_TASK REQUIREMENTS_: Show each line of the listing in which the word "saturn" occurs.

_DATA RECORDS_:
----------------

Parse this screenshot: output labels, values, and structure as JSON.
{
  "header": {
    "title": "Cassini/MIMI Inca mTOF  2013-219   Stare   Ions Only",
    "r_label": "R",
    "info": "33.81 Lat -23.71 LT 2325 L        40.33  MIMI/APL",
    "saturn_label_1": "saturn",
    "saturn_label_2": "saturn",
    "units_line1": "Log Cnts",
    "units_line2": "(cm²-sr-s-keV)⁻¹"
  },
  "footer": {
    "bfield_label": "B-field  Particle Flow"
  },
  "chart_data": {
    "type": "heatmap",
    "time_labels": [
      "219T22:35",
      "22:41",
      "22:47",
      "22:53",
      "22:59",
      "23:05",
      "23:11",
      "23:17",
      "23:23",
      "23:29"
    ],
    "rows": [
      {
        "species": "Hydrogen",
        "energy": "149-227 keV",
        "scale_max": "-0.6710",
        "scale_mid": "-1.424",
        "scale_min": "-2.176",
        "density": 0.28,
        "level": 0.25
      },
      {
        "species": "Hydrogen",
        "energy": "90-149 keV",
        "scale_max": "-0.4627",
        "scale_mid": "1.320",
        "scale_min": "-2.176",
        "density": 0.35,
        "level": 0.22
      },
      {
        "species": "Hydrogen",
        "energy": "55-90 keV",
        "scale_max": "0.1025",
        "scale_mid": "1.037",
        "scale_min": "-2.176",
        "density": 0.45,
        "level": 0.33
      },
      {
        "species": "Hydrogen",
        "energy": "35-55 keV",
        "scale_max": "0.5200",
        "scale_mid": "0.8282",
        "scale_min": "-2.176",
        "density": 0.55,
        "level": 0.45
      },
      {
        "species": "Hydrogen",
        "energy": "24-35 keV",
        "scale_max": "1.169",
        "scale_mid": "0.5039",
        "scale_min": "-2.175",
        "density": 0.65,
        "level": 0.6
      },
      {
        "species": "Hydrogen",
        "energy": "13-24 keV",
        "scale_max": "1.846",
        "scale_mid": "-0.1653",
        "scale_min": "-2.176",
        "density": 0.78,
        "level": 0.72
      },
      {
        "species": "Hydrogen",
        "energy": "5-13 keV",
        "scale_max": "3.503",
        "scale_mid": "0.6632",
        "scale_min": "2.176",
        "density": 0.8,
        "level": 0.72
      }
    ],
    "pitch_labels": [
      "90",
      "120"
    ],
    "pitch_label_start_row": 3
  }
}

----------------

_WRITTEN RESPONSE_:
    "saturn_label_1": "saturn",
    "saturn_label_2": "saturn",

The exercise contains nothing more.